Wednesday, April 24, 2013

The Problem with Marijuana Legalization: They Want To Tax It Big Time

From NYT (my highlights):
This week, legislators here [in Colorado] will consider excise and sales taxes on marijuana of up to 30 percent combined. The proposal emerged from a task force of health officials, representatives of the state’s rapidly developing marijuana industry and others that was commissioned last year to help develop rules for marijuana.

The goal, task force members and lawmakers say, is to set taxes high enough to finance the administration of new laws, but not so high that customers are driven back to the black market[...] 
Under the proposal, the first $40 million collected from a 15 percent excise tax would be used to build public schools. Revenue from a 15 percent sales tax imposed, in addition to the state’s 2.9 percent sales tax and any local sales tax, would be apportioned to local governments and for enforcement[...] 
In Washington State, where voters in November passed a similar measure legalizing small amounts of marijuana for personal use, taxes will be levied in three tiers of 25 percent each on producers, processors and retailers. Those taxes were laid out in the initiative that voters approved, and will result in an effective rate for consumers of 44 percent, according to the state’s Liquor Control Board, which will administer marijuana regulations.


  1. This is pretty funny.

    IMO, as long as they keep the tax a percent of the sale price, it will be fine.

    There's a reason they call it WEED. It grows like one.

    Once the prohibition price is gone, we will all see how very, very cheap it is to produce marijuana.

    The other thing they will find out is that if they put a flat amount tax on it, people will simply grow their own.

    Regardless, we can't afford to lock up pot smokers. A lot of them do very well filling dull, boring jobs that can't be done without being anesthetized.

    1. It will be very interesting to find out just how cheap marijuana becomes once fully legalized. Economies of scale, resulting from nation-wide legalization, will bring the price down dramatically.
      Until then, nation-wide prohibitions will continue to force growers to remain relatively small-scale.

      I could go through the calculation, but a lb of indoor sinsemilla has fixed costs in the order of $200 - 400 a lb. (Given HID lighting and cooling). Growing marijuana is also fairly labor-intensive. Until economies of scale develop due to nation-wide legalization, I'd imagine the price wouldn't fall lower than $1000 a lb. or $2.50 a gram.

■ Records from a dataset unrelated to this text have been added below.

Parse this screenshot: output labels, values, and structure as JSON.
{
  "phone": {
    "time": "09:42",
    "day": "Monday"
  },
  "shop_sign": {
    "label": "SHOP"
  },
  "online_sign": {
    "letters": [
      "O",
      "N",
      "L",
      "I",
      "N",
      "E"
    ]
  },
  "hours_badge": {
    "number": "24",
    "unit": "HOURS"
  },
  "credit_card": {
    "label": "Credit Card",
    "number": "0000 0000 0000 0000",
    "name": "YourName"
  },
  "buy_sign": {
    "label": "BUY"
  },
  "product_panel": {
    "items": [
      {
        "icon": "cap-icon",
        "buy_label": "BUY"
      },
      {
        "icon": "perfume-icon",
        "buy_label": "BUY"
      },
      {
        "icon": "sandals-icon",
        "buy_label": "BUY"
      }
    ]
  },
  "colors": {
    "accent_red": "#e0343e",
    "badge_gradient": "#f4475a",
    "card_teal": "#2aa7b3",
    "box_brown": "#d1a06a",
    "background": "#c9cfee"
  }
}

      (In states where the product is completely illegal, prices are in the $15 to $18 a gram range.) Even in California, where marijuana is legal for medicinal purposes, prices are still about $10 a gram. According to, it's slightly less costly in Colorado at this time. (Of course, much of the weed produced in these states is exported, affecting the local price.)

      A 44% effective tax rate on consumers would probably have to be absorbed by producers given that barriers to entry (i.e. illegality) would be lessened. The biggest barrier is the difficulty in growing your own. Although it "grows like a weed," it isn't easy to grow indoors and takes time to learn. There's a considerable learning curve which would, no doubt, be mitigated through legalization.

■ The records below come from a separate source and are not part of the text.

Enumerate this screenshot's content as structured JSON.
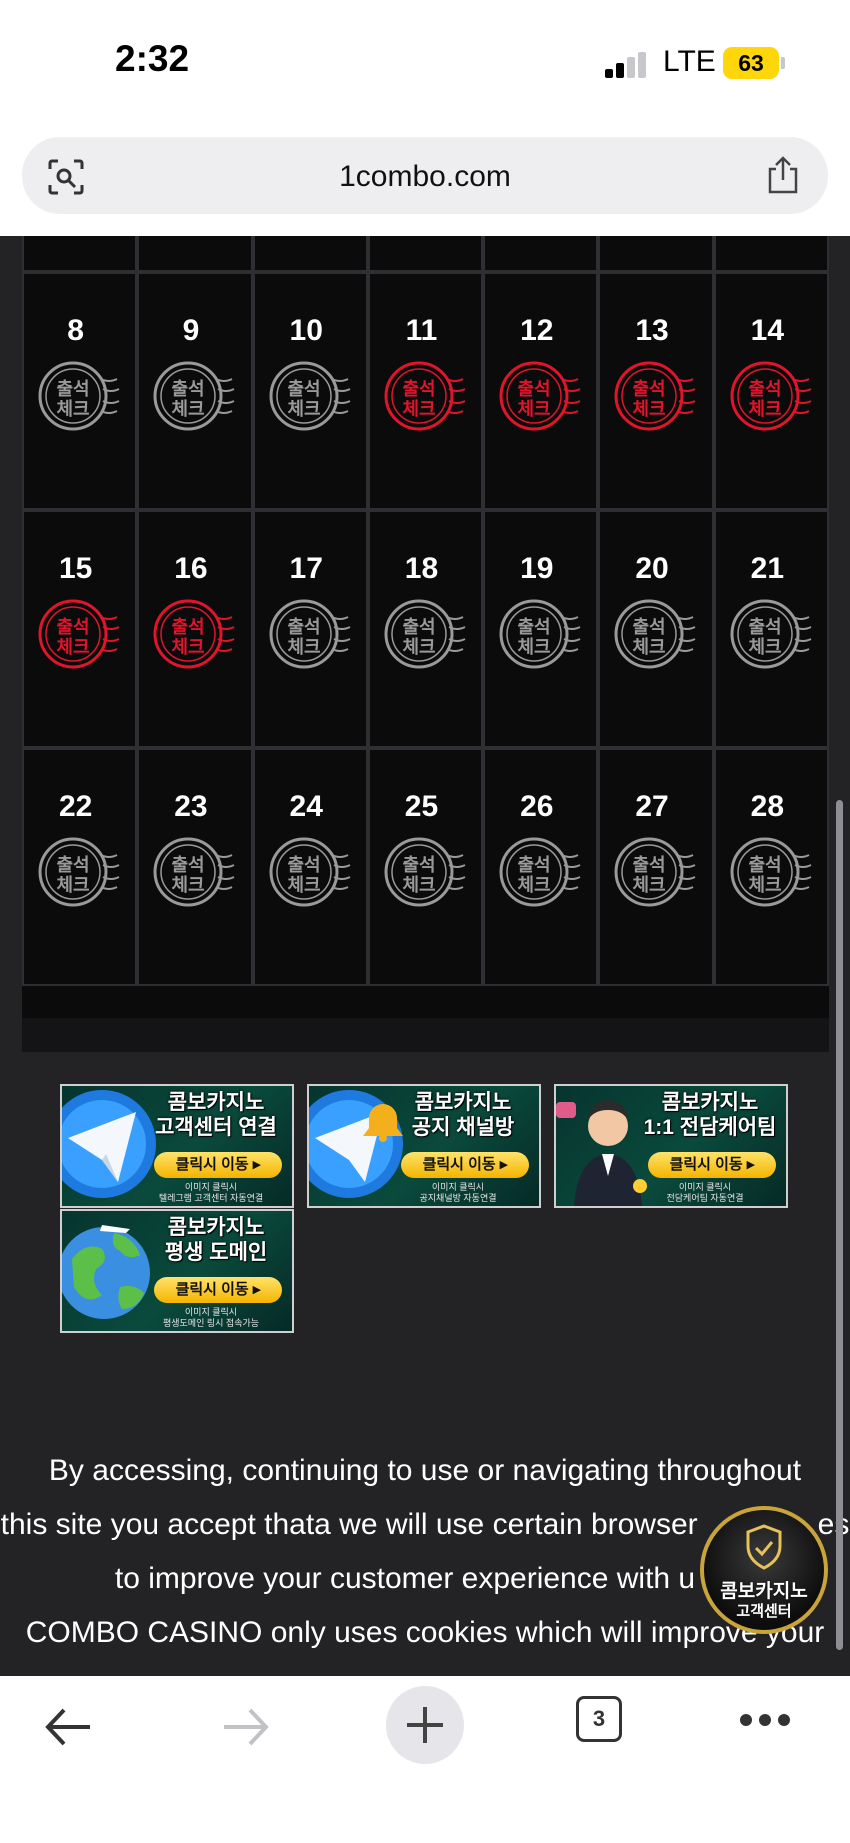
{
  "status_bar": {
    "time": "2:32",
    "network": "LTE",
    "battery": "63"
  },
  "browser": {
    "url": "1combo.com",
    "tab_count": "3"
  },
  "calendar": {
    "weeks": [
      [
        {
          "day": "8",
          "checked": false
        },
        {
          "day": "9",
          "checked": false
        },
        {
          "day": "10",
          "checked": false
        },
        {
          "day": "11",
          "checked": true
        },
        {
          "day": "12",
          "checked": true
        },
        {
          "day": "13",
          "checked": true
        },
        {
          "day": "14",
          "checked": true
        }
      ],
      [
        {
          "day": "15",
          "checked": true
        },
        {
          "day": "16",
          "checked": true
        },
        {
          "day": "17",
          "checked": false
        },
        {
          "day": "18",
          "checked": false
        },
        {
          "day": "19",
          "checked": false
        },
        {
          "day": "20",
          "checked": false
        },
        {
          "day": "21",
          "checked": false
        }
      ],
      [
        {
          "day": "22",
          "checked": false
        },
        {
          "day": "23",
          "checked": false
        },
        {
          "day": "24",
          "checked": false
        },
        {
          "day": "25",
          "checked": false
        },
        {
          "day": "26",
          "checked": false
        },
        {
          "day": "27",
          "checked": false
        },
        {
          "day": "28",
          "checked": false
        }
      ]
    ],
    "stamp_text_top": "출석",
    "stamp_text_bottom": "체크",
    "checked_color": "#e0142b",
    "unchecked_color": "#9a9a9a"
  },
  "banners": [
    {
      "title_1": "콤보카지노",
      "title_2": "고객센터 연결",
      "button": "클릭시 이동",
      "small_1": "이미지 클릭시",
      "small_2": "텔레그램 고객센터 자동연결",
      "icon": "telegram-icon"
    },
    {
      "title_1": "콤보카지노",
      "title_2": "공지 채널방",
      "button": "클릭시 이동",
      "small_1": "이미지 클릭시",
      "small_2": "공지채널방 자동연결",
      "icon": "telegram-bell-icon"
    },
    {
      "title_1": "콤보카지노",
      "title_2": "1:1 전담케어팀",
      "button": "클릭시 이동",
      "small_1": "이미지 클릭시",
      "small_2": "전담케어팀 자동연결",
      "icon": "agent-avatar-icon"
    },
    {
      "title_1": "콤보카지노",
      "title_2": "평생 도메인",
      "button": "클릭시 이동",
      "small_1": "이미지 클릭시",
      "small_2": "평생도메인 링시 접속가능",
      "icon": "globe-icon"
    }
  ],
  "notice": {
    "line_1": "By accessing, continuing to use or navigating throughout",
    "line_2": "this site you accept thata we will use certain browser",
    "line_2_tail": "es",
    "line_3": "to improve your customer experience with u",
    "line_4": "COMBO CASINO only uses cookies which will improve your"
  },
  "support_badge": {
    "line_1": "콤보카지노",
    "line_2": "고객센터"
  }
}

  2. Anytime I have a conversation about legalization with someone, their first justification is that "we" should tax it. Although an anecdote, this speaks to a lack of understanding of the primary justification for legalization, i.e. freedom. Furthermore, it demonstrates (among the few people I've spoken to) a desire to expropriate the labor of those working hard to bring a desired product to market.

    It is striking that so many "defenders of labor" are so willing to expropriate its product in the name of the state. This, I believe, is due to a general ignorance of the nature of taxation and its primary assumptions (i.e. that slavery is justifiable provided it is for the state).

  3. Which is better, legal and taxed or prohibited and untaxed? Two bad choices...